And such a making taboo — the end result of which is that people may not yet have evolved to change their minds, and in fact never may, but they now understand that their bigotry is not something that can any longer be given voice to in polite society or be given legal implementation in the body politic, and that in turn can help yield a next generation in which the legacy of such bigotry is diminished and ultimately disappears — is a good thing, and is a process that our country has already witnessed repeatedly, such as with respect to racism, sexism, antisemitism, et al. (Not that those bigotries have disappeared yet, of course, but their stigmatization is now well-rooted, and the process of their diminishment is ongoing.)
So do we want to make socially and politically taboo all speech that is actually anti-LGBT bigotry?
Well hell yeah we do . . . Don’t we?
Stigmatization doesn’t tamper with anybody’s free speech rights; racists, sexists, antisemites, etc. all still can and often do give voice to their views in this country. Yet the larger societal consensus doesn’t have to refrain from classifying such speech as what it is: bigotry.
And to have such a societal shift in consciousness, where we are indeed on the way to the general stigmatization of anti-LGBT speech, is a healthy thing for society in general, and (obviously) for us LGBTs in particular.
Does any of us, among LGBTs and our straight allies, really have a problem with the ongoing societal process of the making taboo of anti-LGBT speech?
Yes, I consider speech that opposes the civil rights of LGBTs (e.g., opposition to marriage equality, whether on religious or other grounds; remember, denials of the civil rights of people of color and of women have both historically been argued for on religious grounds) to be protected political speech (and, often, protected exercise of religion) under the First Amendment. (Not that my considering it as such is of much effect, but our constitutional jurisprudence is pretty clear that that’s what it is.) No governmental action should impede such speech.

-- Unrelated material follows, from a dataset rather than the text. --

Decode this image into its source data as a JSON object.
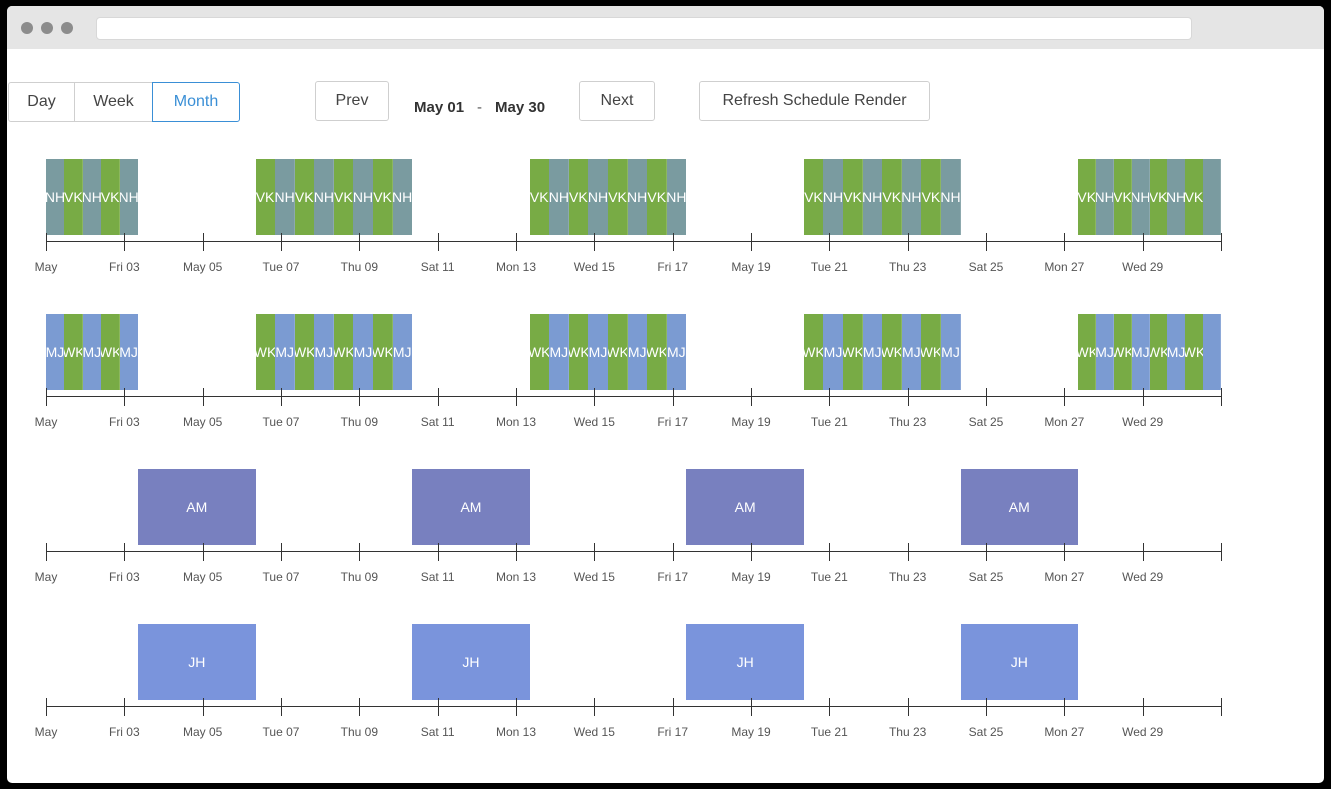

But such speech also needs to become socially and politically taboo, and the sooner the better. Indeed, it has picked up steam lately on its way to becoming taboo, as demonstrated by and reinforced by actions like the backlash against CFA and the resulting 40% drop in CFA’s reputation score, notwithstanding a single day of lines by CFA supporters buying extra chicken sandwiches. (The “Chick-fil-A Appreciation Day” was a cheap and easy way for the opponents of LGBT civil rights to make a statement, but whether they can maintain over time the elevated demand necessary to counteract the effect on CFA of the long-term loss of sales that the 40% drop in reputation score presages is a different matter.)
In such a social evolution, anti-LGBT speech would simply be traveling down the same path toward the dustbin of history as is already being traveled by analogous speech opposing the civil rights of people of color, or women, or interracial couples, etc.
David da Silva Cornell is a Miami-based attorney who practices corporate, international, and nonprofit law. Over the past decade he has been involved with a number of LGBT and faith-related organizations and causes, including current service on the board of Gay American Heroes Foundation and previous service on the boards of the National Gay and Lesbian Task Force Foundation, Equality Florida Action PAC, and the Gay and Lesbian Victory Fund. David received his B.A. and two Master of Arts degrees from Yale University and holds a joint J.D./M.S.F.S. degree from Georgetown University Law Center and School of Foreign Service.